All of this revising was said to re-express the same, unchanging truths. They were simply being restated with an eye toward greater openness. But of course “openness,” while not a synonym for release, is a close cousin. If the Pope Emeritus wishes to give an adequate account of the historical context for the failure of moral discipline among the clergy, he needs to reckon with the Church’s profound role in the Revolution of ’68, not just her fate in its aftermath.

Read the whole thing.

UPDATE.3: Leon Podles is one of the most insightful and uncompromising commenters on the abuse scandal. He is a theological conservative, but pulls no punches in criticizing his own tribe (orthodox Catholics) for their failures on dealing with the scandal. In his must-read commentary on BXVI’s letter, Podles says that Benedict is spot on in identifying  and condemning a clericalist structure within the Catholic institution that privileged the rights of clerics over truth and justice. He also says that Benedict is correct to cite the collapse of doctrinal orthodoxy, and a general loss of a living faith, as a contributing factor to the “anything goes” postconciliar atmosphere in the Catholic Church.


But there are two omissions in Benedict’s catalog, one he will never address and one he may or may not have considered, because it concerns a deeper problem.

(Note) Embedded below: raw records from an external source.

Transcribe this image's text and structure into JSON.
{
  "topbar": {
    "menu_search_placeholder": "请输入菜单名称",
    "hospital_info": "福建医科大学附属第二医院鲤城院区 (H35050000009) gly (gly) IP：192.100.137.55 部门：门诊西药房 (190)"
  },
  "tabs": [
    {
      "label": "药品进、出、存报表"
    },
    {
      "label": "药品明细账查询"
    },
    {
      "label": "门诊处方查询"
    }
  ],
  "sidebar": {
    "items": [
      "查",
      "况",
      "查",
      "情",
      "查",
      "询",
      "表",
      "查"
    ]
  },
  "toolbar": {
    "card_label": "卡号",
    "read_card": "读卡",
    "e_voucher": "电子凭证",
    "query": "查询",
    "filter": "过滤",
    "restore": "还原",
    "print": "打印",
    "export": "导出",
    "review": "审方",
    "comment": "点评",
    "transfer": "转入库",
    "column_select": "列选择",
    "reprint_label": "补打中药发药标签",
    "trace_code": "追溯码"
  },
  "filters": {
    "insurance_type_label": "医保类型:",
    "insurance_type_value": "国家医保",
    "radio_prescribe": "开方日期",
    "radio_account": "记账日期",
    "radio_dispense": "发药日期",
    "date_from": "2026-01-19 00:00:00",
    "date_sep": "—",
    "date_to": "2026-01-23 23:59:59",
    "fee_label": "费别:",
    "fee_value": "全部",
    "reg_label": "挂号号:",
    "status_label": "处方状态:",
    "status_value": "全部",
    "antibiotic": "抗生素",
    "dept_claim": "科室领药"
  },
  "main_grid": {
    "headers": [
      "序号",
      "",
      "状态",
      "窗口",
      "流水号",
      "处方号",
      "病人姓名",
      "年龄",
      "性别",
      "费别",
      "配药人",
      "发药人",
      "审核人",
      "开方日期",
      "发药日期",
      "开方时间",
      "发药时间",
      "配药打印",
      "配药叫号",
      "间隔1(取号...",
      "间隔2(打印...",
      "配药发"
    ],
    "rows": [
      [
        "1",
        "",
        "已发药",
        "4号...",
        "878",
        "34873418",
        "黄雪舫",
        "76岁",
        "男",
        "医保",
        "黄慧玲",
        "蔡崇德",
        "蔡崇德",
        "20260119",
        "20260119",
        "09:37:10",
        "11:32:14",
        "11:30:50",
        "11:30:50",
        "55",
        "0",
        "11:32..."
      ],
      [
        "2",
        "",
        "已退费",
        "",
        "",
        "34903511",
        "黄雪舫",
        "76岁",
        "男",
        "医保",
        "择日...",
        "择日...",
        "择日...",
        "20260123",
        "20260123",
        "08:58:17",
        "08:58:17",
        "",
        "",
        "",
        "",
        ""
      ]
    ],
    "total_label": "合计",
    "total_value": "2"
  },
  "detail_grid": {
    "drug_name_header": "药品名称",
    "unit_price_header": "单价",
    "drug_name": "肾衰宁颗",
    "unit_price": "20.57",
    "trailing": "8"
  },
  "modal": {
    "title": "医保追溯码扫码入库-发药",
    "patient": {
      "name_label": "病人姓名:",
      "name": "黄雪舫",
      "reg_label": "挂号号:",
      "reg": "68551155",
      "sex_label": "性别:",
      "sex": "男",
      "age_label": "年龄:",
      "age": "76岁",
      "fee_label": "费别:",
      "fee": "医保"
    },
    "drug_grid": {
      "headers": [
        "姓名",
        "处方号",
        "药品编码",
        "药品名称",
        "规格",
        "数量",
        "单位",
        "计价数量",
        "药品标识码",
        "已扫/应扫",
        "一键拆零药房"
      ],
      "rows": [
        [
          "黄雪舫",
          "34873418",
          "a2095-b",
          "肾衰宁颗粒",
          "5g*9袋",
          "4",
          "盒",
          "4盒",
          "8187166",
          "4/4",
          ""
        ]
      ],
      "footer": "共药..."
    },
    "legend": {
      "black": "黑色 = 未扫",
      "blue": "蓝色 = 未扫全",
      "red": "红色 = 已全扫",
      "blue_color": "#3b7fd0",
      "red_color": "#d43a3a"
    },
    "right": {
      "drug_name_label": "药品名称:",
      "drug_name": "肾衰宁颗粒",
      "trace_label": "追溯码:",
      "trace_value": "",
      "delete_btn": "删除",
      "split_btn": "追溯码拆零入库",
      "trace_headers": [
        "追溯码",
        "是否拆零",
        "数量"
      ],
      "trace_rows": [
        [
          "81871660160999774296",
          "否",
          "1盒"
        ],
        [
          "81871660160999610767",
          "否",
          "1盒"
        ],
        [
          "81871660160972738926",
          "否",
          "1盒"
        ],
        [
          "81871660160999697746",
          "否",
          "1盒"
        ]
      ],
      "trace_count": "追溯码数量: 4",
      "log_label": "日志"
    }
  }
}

Firstly: Pope John Paul II refused to deal with sexual abuse beyond a few anodyne remarks. John Paul protected abusers like Maciel and refused to listen to pleas, including from Cardinal Schoenborn, to act. Why?

Secondly: Sexual abuse did not begin in the sixties. The Holy Office had extensive files from the Counter-Reformation on solicitation in the confessional. St. John Calasanctius founded the Piarists and covered up a bad case of abuse in one of his schools to avoid alienating the Cherubini family which was influential at the Vatican. When the Jesuit archives were uncovered after the French revolution there were many cases of abuse in them.

Read it all.  Podles says that male pederasty — not strictly the same thing as pedophilia — is something that recurs in all cultures, and must be strongly resisted. Podles does not believe that Francis is serious about rooting it out within the Church.